Graffiti in MBTA station reflects national increase in race incidents
Eliza Dewey | 12/27/2017, 11:31 a.m.
“To me, it’s only started since Trump came around,” she added without being prompted to comment on the president. “Like what happened in Charlotte — he said it was both sides but it’s not. I’m sorry, he says he’s not prejudiced, but to me he’s the most prejudiced person I’ve ever heard.”
Another commuter, a middle-aged white man who declined to give his name, said he was unconcerned by the graffiti.

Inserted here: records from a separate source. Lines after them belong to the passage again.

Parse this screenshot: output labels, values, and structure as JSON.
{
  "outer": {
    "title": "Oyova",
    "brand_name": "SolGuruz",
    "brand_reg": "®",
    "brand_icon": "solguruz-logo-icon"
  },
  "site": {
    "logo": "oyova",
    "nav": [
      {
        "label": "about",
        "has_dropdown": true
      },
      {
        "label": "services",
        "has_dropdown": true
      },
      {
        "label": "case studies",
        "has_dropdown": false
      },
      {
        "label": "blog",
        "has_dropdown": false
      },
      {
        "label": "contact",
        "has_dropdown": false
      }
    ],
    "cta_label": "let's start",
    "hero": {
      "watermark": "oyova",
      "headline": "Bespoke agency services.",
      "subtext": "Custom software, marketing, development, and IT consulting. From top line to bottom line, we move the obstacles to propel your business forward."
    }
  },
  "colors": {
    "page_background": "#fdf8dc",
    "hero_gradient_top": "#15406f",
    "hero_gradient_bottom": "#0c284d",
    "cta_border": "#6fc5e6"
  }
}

“I think the swastika is a beautiful symbol,” he said unironically when asked for his thoughts on the markings. “Adolf Hitler borrowed it — I think it’s a shame how the Nazis bastardized that symbol; it used to mean good luck.” While this is technically accurate — it was originally an ancient religious symbol from the Indian subcontinent — when the man was asked to comment on the graffiti in the context of what the symbol means in 21st-Century America, he said he remained unfazed.
“People have the right to free speech,” he said, adding that he “didn’t agree” with the graffiti message. “Thirty years ago, this wasn’t an issue,” he concluded as his train arrived. “Who’s stirring the pot?”

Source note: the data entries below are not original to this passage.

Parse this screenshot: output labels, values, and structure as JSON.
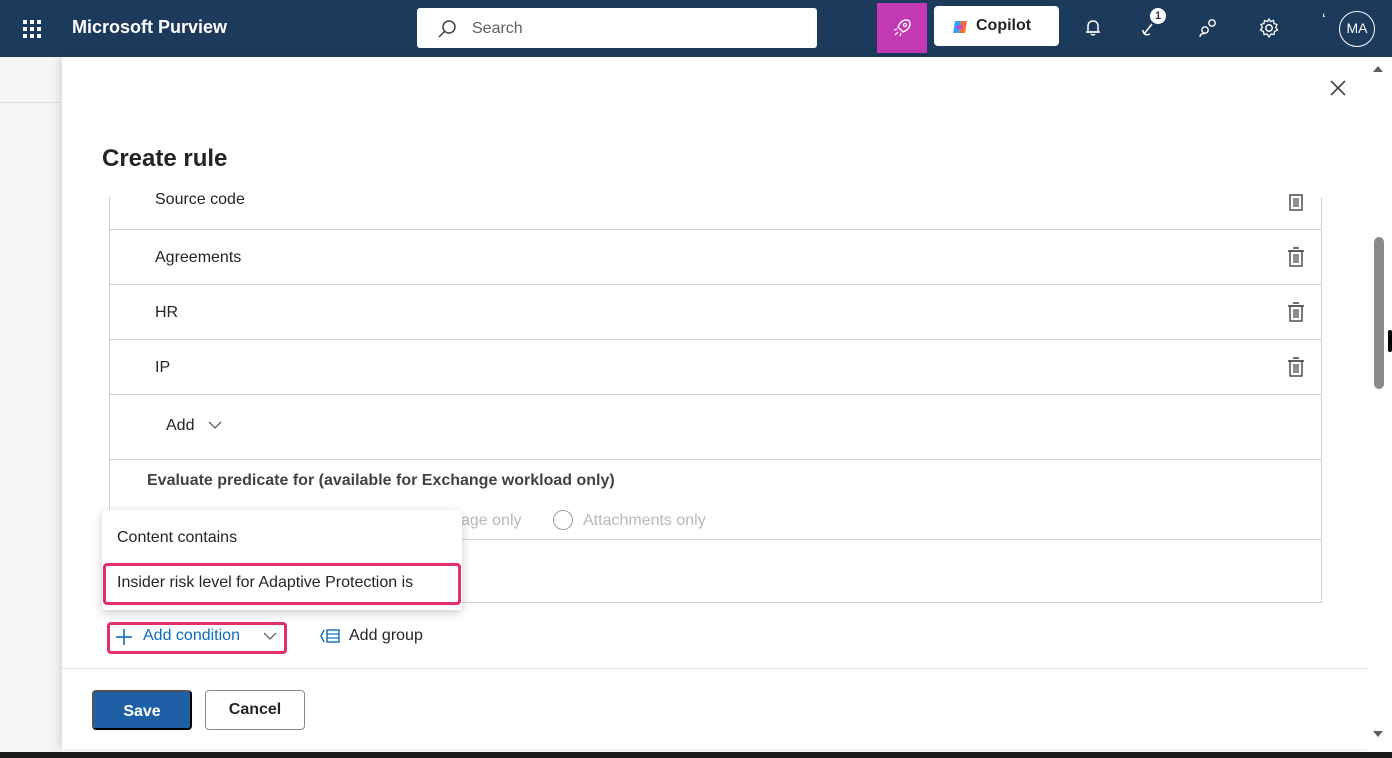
{
  "app": {
    "title": "Microsoft Purview"
  },
  "search": {
    "placeholder": "Search"
  },
  "header": {
    "copilot_label": "Copilot",
    "notification_count": "1",
    "avatar_initials": "MA",
    "accent_color": "#c239b3",
    "bar_color": "#1b3a5c"
  },
  "panel": {
    "title": "Create rule",
    "rows": [
      {
        "label": "Source code"
      },
      {
        "label": "Agreements"
      },
      {
        "label": "HR"
      },
      {
        "label": "IP"
      }
    ],
    "add_label": "Add",
    "evaluate": {
      "label": "Evaluate predicate for (available for Exchange workload only)",
      "option_partial": "age only",
      "option_attachments": "Attachments only"
    },
    "flyout": {
      "items": [
        "Content contains",
        "Insider risk level for Adaptive Protection is"
      ]
    },
    "add_condition_label": "Add condition",
    "add_group_label": "Add group",
    "save_label": "Save",
    "cancel_label": "Cancel"
  },
  "highlight_color": "#e3306a"
}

Another commuter had a simple response for the people behind the graffiti. “We’re all the same, what’s the fuss about?” said Rosemary Holness, a Jamaican American nurse’s aide from Boston. “We need more love. People need to love each other more.” She said that she had not noticed the graffiti before, but also noted that she also did not necessarily feel any more unsafe because of it. “In general, people are crazy — you don’t know who is who,” she said.

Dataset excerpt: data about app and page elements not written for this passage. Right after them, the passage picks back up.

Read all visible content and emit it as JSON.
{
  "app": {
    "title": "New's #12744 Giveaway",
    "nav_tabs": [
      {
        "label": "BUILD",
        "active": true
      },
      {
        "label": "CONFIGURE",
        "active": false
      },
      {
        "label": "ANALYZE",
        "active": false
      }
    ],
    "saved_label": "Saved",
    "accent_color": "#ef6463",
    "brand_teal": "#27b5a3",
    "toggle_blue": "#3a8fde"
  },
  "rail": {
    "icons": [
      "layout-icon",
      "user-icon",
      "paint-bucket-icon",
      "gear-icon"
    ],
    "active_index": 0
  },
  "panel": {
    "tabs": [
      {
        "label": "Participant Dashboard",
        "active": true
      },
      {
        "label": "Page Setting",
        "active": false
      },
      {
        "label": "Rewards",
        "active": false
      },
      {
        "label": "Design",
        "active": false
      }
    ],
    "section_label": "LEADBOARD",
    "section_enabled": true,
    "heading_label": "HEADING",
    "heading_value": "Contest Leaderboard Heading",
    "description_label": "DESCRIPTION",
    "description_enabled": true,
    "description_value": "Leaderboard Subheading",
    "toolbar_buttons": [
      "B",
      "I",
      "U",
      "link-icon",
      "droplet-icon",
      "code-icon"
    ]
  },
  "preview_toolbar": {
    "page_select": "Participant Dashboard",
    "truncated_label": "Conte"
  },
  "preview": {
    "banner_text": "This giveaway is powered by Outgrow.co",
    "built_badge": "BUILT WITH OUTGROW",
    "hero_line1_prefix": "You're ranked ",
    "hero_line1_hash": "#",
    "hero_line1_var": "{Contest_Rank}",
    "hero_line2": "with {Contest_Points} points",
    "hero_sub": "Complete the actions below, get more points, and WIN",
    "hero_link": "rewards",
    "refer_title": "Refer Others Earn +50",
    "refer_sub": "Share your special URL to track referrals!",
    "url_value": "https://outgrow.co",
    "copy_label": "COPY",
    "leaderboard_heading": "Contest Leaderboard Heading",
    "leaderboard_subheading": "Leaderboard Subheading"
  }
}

When the Banner approached the Andrew Station customer service manager about the graffiti, he quickly went to check it out, saying he would file a report with the MBTA police.
While he declined to give his name, the employee did say that such sentiments had a personal impact on him as a Vietnamese American person. “It bothers me but there’s nothing I can do,” he said. He said he experienced various forms of racism on the job “all the time,” calling it part of having a job dealing with the public. He has worked for the agency for more than 15 years.
The ADL’s Trestan said that the manager’s response was encouraging. “That’s the kind of thing that we want,” he told the Banner.
When the Banner followed up with the MBTA Transit Police the following day, an officer said the report would be referred to the MBTA Crime Analysis Unit. He said reports of this kind of graffiti were “not very common” but said when they do occur, the MBTA’s policy is to dispatch a transit officer to investigate it as well as put in a work request to remove it.